TASK DESCRIPTION →
Starting at the first line, reproduce the listing below in full, exactly as given.

DATA IN THIS EXERCISE →
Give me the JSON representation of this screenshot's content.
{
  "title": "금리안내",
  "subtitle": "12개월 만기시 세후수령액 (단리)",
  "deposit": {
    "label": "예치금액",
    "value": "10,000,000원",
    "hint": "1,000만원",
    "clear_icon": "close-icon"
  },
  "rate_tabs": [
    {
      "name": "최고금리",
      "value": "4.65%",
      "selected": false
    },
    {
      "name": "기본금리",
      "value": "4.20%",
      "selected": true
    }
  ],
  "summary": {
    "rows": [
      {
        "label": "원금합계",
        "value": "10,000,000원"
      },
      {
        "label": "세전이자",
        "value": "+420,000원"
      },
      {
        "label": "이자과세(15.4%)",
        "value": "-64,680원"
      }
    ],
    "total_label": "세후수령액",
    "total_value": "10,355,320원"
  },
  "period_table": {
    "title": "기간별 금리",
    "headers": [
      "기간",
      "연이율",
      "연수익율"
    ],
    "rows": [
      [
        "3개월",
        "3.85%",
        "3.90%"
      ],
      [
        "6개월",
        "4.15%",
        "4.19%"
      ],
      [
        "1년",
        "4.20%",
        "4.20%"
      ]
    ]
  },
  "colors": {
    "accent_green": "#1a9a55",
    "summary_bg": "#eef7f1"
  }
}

SOLUTION TO THE PROBLEM →
Give me the JSON representation of this screenshot's content.
{
  "title": "금리안내",
  "subtitle": "12개월 만기시 세후수령액 (단리)",
  "deposit": {
    "label": "예치금액",
    "value": "10,000,000원",
    "hint": "1,000만원",
    "clear_icon": "close-icon"
  },
  "rate_tabs": [
    {
      "name": "최고금리",
      "value": "4.65%",
      "selected": false
    },
    {
      "name": "기본금리",
      "value": "4.20%",
      "selected": true
    }
  ],
  "summary": {
    "rows": [
      {
        "label": "원금합계",
        "value": "10,000,000원"
      },
      {
        "label": "세전이자",
        "value": "+420,000원"
      },
      {
        "label": "이자과세(15.4%)",
        "value": "-64,680원"
      }
    ],
    "total_label": "세후수령액",
    "total_value": "10,355,320원"
  },
  "period_table": {
    "title": "기간별 금리",
    "headers": [
      "기간",
      "연이율",
      "연수익율"
    ],
    "rows": [
      [
        "3개월",
        "3.85%",
        "3.90%"
      ],
      [
        "6개월",
        "4.15%",
        "4.19%"
      ],
      [
        "1년",
        "4.20%",
        "4.20%"
      ]
    ]
  },
  "colors": {
    "accent_green": "#1a9a55",
    "summary_bg": "#eef7f1"
  }
}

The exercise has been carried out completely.